━━━━━ Task data

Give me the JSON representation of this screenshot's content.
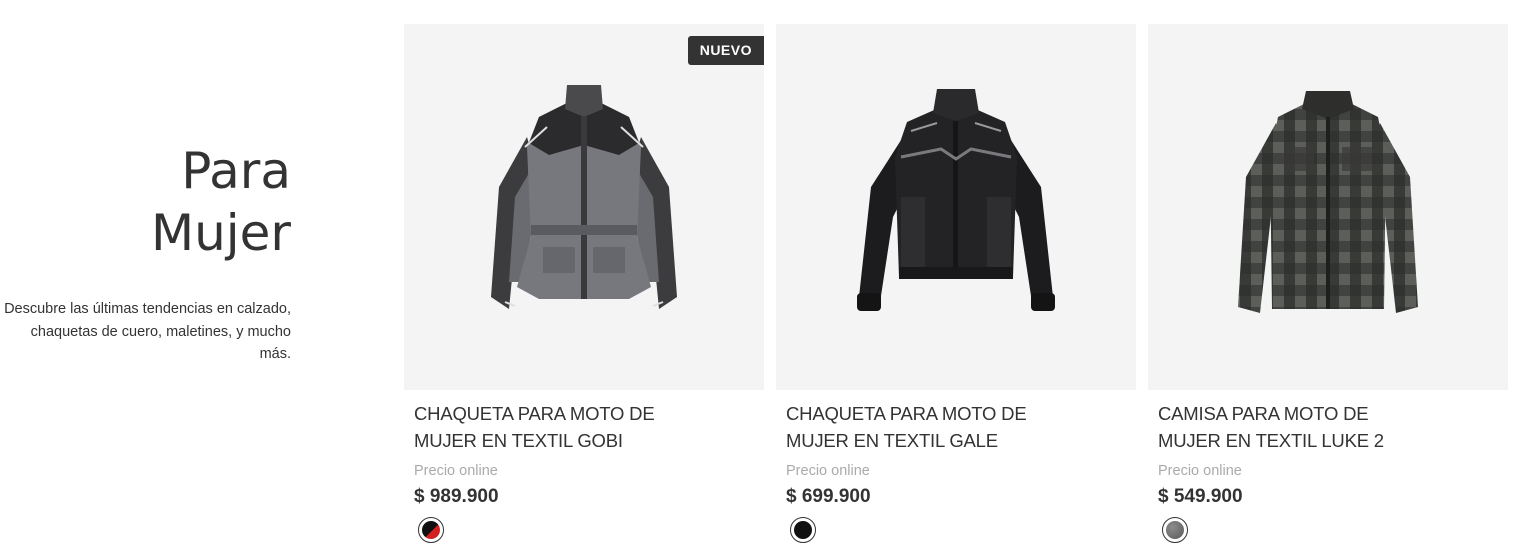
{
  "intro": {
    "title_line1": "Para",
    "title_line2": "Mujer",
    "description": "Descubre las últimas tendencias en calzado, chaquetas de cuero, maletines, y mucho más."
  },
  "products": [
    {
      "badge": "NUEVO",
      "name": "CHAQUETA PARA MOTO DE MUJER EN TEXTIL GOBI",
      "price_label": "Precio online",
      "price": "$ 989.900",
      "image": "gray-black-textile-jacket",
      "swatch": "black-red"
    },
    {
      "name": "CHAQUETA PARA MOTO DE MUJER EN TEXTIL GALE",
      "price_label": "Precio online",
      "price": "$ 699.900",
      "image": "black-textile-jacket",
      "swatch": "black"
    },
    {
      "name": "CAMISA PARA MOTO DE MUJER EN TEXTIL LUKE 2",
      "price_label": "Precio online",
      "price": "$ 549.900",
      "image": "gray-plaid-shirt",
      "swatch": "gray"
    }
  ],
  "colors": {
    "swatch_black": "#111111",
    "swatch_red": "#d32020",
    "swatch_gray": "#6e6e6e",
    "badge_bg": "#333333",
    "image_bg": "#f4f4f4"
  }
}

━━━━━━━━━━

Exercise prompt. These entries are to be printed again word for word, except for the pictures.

Task result.
Give me the JSON representation of this screenshot's content.
{
  "intro": {
    "title_line1": "Para",
    "title_line2": "Mujer",
    "description": "Descubre las últimas tendencias en calzado, chaquetas de cuero, maletines, y mucho más."
  },
  "products": [
    {
      "badge": "NUEVO",
      "name": "CHAQUETA PARA MOTO DE MUJER EN TEXTIL GOBI",
      "price_label": "Precio online",
      "price": "$ 989.900",
      "image": "gray-black-textile-jacket",
      "swatch": "black-red"
    },
    {
      "name": "CHAQUETA PARA MOTO DE MUJER EN TEXTIL GALE",
      "price_label": "Precio online",
      "price": "$ 699.900",
      "image": "black-textile-jacket",
      "swatch": "black"
    },
    {
      "name": "CAMISA PARA MOTO DE MUJER EN TEXTIL LUKE 2",
      "price_label": "Precio online",
      "price": "$ 549.900",
      "image": "gray-plaid-shirt",
      "swatch": "gray"
    }
  ],
  "colors": {
    "swatch_black": "#111111",
    "swatch_red": "#d32020",
    "swatch_gray": "#6e6e6e",
    "badge_bg": "#333333",
    "image_bg": "#f4f4f4"
  }
}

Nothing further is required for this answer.